“The California Department of Education is far out on a legal limb that is being rapidly sawed off,” Broyles said. He criticized State Superintendent Tony Thurmond for conducting what he called a “sham secret ‘investigation'” of RUSD and threatening to defund the district. He argued that the RUSD’s policy aligns with the federal court’s findings in Mirabelli, and “in spite of Attorney General Rob Bonta’s specious allegations of discrimination, privacy, and equal protection, parental notification is actually mandated by the U.S. Constitution’s First Amendment, the Fourteenth Amendment and well-established U.S. Supreme Court precedent.”
Bonta used those arguments in state court against Chino Valley Unified School District (CVUSD), the first district in California to implement a parent notification policy related to the gender identity of students. The state judge temporarily put part of that policy on hold last year, but the parties are due back in court later this week.
CVUSD’s attorney Emily Rae, Senior Counsel at the Liberty Justice Center, also accused Superintendent Thurmond of employing “political intimidation tactics” against California parents and school districts, like Rocklin Unified, that advocate for the right to be informed about their children’s school lives. “Rocklin School District’s policy comports with California law,” Rae asserted, criticizing the CDE’s attempts to “keep parents in the dark” as a violation of familial rights and an affront to the principles of transparency and parental involvement in education.

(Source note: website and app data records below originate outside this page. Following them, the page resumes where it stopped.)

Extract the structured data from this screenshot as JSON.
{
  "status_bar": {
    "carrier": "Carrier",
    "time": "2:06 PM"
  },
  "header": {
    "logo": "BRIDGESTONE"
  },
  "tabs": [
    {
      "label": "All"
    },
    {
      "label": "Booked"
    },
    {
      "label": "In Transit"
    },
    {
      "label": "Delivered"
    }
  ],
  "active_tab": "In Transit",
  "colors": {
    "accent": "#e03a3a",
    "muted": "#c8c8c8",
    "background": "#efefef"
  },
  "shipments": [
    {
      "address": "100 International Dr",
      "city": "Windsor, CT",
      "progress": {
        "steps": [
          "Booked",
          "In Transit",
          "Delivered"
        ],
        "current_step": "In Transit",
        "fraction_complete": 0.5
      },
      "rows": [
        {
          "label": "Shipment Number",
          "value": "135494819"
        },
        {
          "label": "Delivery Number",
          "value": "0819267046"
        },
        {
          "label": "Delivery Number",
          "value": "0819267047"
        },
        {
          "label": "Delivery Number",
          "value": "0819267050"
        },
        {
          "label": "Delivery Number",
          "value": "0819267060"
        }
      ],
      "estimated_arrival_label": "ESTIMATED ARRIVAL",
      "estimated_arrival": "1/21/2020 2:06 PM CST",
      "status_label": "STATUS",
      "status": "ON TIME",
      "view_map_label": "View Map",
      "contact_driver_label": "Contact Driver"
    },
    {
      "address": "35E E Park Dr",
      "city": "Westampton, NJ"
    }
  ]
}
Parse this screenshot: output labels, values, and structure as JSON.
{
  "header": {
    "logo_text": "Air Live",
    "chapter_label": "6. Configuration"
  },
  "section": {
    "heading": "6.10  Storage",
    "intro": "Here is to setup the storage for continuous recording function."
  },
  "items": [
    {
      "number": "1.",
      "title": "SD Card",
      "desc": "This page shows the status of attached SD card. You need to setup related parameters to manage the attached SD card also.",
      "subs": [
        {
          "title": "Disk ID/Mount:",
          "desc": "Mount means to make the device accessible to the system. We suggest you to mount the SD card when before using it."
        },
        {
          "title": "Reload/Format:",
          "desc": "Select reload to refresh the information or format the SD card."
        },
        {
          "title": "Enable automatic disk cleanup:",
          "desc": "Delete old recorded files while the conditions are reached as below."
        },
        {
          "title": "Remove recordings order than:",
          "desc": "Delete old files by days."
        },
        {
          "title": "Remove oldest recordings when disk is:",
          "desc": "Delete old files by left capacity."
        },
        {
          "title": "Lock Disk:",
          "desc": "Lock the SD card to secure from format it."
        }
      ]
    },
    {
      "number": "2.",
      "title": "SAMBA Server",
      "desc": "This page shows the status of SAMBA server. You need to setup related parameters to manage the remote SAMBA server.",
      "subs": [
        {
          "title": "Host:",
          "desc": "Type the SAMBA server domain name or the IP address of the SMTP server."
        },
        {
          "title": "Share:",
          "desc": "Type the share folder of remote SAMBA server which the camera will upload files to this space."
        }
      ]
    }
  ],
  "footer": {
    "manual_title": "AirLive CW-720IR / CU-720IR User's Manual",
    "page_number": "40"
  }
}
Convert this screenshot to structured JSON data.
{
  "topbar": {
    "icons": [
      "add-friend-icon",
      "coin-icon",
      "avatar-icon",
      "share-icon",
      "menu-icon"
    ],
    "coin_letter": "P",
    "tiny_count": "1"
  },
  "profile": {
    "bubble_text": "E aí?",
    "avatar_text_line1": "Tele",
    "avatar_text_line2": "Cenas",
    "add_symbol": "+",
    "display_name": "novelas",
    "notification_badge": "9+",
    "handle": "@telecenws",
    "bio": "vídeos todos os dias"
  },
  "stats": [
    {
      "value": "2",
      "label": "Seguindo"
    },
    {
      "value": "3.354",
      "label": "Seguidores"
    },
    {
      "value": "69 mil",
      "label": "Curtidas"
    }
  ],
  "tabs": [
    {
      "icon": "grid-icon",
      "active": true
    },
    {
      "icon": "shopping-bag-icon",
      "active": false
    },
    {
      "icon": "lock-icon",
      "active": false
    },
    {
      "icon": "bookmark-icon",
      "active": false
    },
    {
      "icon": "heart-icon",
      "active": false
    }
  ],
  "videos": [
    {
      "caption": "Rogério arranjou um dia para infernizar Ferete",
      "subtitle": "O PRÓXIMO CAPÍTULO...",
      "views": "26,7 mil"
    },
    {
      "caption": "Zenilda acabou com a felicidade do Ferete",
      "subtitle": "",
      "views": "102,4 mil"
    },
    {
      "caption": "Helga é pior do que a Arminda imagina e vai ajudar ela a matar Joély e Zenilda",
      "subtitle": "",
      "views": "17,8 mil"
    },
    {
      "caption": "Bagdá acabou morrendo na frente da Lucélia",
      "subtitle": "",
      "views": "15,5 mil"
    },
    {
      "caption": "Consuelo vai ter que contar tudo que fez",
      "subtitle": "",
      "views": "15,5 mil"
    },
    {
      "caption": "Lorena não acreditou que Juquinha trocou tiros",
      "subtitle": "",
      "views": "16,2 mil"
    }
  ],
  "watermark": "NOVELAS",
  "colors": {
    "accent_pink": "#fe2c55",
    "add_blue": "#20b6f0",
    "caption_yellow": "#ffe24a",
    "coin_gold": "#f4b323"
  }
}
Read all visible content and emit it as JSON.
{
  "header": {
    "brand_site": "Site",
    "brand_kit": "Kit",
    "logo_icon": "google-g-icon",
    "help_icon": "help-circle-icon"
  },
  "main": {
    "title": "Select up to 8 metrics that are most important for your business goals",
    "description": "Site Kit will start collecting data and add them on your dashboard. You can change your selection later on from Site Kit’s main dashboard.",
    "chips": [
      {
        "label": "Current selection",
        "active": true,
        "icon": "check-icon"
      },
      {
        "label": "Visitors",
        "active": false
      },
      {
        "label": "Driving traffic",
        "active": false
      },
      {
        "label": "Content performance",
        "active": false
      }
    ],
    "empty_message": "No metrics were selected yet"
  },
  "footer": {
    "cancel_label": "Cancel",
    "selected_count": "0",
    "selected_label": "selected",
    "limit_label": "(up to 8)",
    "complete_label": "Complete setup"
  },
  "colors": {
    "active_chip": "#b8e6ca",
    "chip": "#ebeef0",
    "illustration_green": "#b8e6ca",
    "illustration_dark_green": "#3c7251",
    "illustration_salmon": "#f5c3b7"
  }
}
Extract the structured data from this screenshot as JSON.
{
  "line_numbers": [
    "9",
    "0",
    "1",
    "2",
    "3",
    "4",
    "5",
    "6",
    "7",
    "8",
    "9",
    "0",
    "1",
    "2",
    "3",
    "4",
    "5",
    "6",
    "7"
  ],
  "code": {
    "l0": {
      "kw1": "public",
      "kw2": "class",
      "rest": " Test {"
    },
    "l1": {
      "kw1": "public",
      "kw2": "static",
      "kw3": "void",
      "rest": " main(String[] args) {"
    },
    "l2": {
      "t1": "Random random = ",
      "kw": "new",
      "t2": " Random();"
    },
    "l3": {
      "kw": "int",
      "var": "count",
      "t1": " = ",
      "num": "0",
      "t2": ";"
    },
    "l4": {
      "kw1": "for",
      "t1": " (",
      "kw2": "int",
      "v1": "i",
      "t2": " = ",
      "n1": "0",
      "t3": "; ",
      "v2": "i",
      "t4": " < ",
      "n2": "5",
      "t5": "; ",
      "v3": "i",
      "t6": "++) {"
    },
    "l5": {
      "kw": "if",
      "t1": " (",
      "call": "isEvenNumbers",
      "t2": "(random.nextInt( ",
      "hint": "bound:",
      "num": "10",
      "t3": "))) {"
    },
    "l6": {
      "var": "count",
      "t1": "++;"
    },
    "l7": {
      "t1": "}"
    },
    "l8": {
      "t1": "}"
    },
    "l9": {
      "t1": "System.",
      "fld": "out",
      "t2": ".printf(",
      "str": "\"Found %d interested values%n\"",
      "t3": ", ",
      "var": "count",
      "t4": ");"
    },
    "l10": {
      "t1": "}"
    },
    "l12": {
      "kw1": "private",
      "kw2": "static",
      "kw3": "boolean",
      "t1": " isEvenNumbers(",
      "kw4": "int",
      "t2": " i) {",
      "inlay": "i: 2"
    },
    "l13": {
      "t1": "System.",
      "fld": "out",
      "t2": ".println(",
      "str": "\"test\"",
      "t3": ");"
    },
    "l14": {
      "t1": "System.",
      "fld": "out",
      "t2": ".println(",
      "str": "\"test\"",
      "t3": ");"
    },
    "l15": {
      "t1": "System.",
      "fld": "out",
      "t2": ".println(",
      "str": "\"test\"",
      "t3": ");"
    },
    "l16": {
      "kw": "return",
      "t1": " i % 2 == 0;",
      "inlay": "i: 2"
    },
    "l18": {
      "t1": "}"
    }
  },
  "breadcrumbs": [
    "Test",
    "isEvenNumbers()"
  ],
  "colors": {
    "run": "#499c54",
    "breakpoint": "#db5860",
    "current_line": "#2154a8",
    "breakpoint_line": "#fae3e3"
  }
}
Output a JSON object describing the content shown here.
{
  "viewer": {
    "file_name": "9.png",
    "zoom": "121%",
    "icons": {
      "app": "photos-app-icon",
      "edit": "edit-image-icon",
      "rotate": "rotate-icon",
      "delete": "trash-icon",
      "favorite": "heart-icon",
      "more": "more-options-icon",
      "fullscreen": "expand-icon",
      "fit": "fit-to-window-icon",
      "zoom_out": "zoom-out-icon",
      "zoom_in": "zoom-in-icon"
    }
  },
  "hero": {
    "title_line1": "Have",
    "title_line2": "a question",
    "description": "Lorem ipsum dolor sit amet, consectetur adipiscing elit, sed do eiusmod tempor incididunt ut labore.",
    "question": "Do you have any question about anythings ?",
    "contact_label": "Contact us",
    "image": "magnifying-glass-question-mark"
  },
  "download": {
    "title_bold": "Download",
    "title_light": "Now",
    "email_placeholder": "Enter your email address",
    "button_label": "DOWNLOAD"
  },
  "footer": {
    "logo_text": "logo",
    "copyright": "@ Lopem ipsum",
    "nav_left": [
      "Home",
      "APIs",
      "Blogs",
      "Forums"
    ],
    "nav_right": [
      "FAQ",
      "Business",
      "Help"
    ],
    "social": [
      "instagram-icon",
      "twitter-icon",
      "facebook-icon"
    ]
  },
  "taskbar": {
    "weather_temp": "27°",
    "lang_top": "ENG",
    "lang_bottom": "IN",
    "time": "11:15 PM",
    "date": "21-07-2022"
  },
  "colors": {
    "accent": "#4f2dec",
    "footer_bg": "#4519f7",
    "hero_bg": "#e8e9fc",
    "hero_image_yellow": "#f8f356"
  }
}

“Superintendent Thurmond’s letter is one of many tactics meant to undermine the supermajority of Californians who agree that parents have an inherent right to direct the upbringing and education of their children,” Rae said. “Thurmond is attempting to supplant the role of parents in raising their own children and replace them with the government.”